At the southern Illinois farm, by the end of the 10-week trial period, there was about a 7-lb. (7%) difference in body weight in favor of the single-stocked group. That 7-lb. difference carried over to finishing, cutting the difference in performance to 3.5% in favor of the single-stocked pigs.

“Still, we have good confidence that there certainly is an economic advantage to double-stocking pigs,” he stresses, “because of the tremendous opportunity to increase your throughput and lower your total fixed costs of production.

“But it is a difficult decision because you have to think how you are going to manage those extra pigs after you revert to single-stocking,” he points out.

Eric Parr, research manager at the United Feeds research farm at Sheridan, IN, says double-stocking also presents biosecurity, stress and transportation issues associated with moving the extra pigs.

Feeder Space

In a third trial, feeder space was doubled to evaluate pig performance from weaning to eight weeks post-weaning for groups of 108 pigs/pen. Two, six-hole, wean-to-finish feeders were positioned in the center of each pen; the control pens only had one feeder that contained feed.

Through week 6, doubling feeder trough space had no affect on growth performance. From week 6 to 8, pigs on the doubled feeder space had about 10% higher average daily gain and were close to 2 lb. heavier than the control group pigs (69.74 lb. vs. 67.98 lb.) at the end of week 8, says Wolter.

Cooperative Research Efforts

The wean-to-finish project at the University of Illinois is a multidisciplinary project involving animal scientists Mike Ellis, Stan Curtis, Gilbert Hollis and Floyd McKeith; ag economist Gary Schnitkey, ag engineer Gary Riskowski, veterinarian Larry Firkins and Doug Webel, swine nutritionist from United Feeds.

The graduate students participating include Bradley Wolter, Brendan Corrigan and Jake DeDecker.

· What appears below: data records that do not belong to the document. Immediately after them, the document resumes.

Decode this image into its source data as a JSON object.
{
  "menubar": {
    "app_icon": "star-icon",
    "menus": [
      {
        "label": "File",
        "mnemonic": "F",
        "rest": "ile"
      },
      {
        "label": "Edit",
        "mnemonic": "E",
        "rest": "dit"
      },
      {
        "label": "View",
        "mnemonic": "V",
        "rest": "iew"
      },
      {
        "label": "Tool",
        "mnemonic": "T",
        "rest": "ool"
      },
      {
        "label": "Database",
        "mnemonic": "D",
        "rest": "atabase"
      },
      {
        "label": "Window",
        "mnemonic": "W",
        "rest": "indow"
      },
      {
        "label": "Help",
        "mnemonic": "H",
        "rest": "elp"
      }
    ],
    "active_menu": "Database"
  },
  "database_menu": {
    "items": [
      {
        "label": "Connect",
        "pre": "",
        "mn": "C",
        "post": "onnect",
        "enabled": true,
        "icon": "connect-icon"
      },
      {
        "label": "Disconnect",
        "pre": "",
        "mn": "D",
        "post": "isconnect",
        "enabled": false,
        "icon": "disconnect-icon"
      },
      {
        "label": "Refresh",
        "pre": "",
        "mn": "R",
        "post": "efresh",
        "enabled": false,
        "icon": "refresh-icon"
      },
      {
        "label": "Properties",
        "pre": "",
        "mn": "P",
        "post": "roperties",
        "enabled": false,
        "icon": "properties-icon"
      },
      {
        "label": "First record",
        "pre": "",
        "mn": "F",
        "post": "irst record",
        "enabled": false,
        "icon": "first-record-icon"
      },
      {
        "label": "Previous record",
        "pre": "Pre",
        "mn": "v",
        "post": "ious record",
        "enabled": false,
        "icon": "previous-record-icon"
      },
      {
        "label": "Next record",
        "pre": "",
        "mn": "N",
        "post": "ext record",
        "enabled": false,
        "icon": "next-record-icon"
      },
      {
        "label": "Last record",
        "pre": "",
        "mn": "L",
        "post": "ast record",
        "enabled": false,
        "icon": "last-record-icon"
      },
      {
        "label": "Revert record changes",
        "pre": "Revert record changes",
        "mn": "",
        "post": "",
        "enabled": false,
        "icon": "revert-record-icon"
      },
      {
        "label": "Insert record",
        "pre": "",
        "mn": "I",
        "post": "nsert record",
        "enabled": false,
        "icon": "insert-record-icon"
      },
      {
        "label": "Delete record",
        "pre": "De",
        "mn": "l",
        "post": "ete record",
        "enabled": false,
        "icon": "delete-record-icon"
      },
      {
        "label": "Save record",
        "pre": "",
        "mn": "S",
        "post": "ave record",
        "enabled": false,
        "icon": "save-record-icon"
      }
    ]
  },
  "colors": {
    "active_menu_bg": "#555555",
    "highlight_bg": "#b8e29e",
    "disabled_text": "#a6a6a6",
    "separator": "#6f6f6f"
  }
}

Producer collaborators on the research include Art Lehman, Brauer Pork, Maschhoff Pork, Oasis Farms and United Feeds.

Supporting the project is funding from the Illinois Council on Food and Agricultural Research.